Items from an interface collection

===============

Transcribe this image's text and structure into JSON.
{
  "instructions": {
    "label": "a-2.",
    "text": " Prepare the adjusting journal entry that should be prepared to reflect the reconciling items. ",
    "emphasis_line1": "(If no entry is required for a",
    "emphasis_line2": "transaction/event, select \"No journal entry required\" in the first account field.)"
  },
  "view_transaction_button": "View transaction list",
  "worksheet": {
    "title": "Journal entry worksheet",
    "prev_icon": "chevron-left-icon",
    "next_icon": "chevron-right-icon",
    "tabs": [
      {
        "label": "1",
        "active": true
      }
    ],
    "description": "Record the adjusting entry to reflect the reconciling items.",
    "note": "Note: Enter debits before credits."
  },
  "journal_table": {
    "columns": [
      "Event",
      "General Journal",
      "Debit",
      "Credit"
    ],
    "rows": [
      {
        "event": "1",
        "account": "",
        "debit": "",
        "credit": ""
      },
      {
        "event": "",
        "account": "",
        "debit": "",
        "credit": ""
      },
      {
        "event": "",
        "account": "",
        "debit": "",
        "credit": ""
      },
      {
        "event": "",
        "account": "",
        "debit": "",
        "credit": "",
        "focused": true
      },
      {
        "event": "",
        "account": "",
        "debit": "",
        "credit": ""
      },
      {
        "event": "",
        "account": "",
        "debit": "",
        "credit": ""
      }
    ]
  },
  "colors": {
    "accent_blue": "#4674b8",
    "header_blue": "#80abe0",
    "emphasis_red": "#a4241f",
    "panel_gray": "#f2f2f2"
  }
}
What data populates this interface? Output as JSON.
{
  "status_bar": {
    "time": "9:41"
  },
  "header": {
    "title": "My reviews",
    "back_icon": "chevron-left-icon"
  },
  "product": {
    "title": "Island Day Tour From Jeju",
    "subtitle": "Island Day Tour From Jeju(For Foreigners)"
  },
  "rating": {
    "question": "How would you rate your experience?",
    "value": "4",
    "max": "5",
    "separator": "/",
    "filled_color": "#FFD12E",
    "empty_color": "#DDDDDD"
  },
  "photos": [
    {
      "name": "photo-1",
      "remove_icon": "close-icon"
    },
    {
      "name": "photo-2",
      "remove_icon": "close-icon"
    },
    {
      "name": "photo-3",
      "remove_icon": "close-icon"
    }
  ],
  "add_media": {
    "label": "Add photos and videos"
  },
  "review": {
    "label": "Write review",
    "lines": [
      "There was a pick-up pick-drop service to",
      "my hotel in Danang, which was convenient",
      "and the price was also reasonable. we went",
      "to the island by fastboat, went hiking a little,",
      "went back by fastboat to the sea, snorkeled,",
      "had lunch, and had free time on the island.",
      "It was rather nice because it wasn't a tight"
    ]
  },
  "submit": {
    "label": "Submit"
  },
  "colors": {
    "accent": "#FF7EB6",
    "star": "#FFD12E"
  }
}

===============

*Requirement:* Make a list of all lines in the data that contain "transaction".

*Exercise output:*
    "emphasis_line2": "transaction/event, select \"No journal entry required\" in the first account field.)"
  "view_transaction_button": "View transaction list",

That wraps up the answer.